When a line in the entries below contains the word "mode", copy that line.

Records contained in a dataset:
"""

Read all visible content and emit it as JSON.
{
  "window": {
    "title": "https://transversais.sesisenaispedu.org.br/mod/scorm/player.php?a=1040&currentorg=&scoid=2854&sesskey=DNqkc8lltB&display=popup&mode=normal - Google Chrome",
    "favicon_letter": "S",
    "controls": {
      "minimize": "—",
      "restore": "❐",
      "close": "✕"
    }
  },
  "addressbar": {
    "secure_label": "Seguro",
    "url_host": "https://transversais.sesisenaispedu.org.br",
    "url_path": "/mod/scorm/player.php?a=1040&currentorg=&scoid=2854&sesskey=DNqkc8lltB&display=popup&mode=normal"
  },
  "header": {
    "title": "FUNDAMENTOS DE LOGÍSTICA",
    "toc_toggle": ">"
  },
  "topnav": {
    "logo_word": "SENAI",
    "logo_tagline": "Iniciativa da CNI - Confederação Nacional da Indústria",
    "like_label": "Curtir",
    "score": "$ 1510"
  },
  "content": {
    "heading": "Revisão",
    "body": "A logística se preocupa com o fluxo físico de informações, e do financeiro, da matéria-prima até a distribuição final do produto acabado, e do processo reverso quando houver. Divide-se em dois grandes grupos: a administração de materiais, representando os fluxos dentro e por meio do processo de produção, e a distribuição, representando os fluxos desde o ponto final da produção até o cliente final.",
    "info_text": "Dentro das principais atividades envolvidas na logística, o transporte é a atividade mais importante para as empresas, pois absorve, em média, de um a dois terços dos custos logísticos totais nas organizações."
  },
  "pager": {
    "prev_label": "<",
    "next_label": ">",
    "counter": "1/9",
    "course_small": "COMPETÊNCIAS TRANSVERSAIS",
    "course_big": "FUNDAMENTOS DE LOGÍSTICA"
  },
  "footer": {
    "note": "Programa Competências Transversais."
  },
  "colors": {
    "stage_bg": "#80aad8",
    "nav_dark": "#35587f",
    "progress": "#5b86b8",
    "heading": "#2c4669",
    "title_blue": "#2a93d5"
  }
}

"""

*Problem solution*
    "title": "https://transversais.sesisenaispedu.org.br/mod/scorm/player.php?a=1040&currentorg=&scoid=2854&sesskey=DNqkc8lltB&display=popup&mode=normal - Google Chrome",
    "url_path": "/mod/scorm/player.php?a=1040&currentorg=&scoid=2854&sesskey=DNqkc8lltB&display=popup&mode=normal"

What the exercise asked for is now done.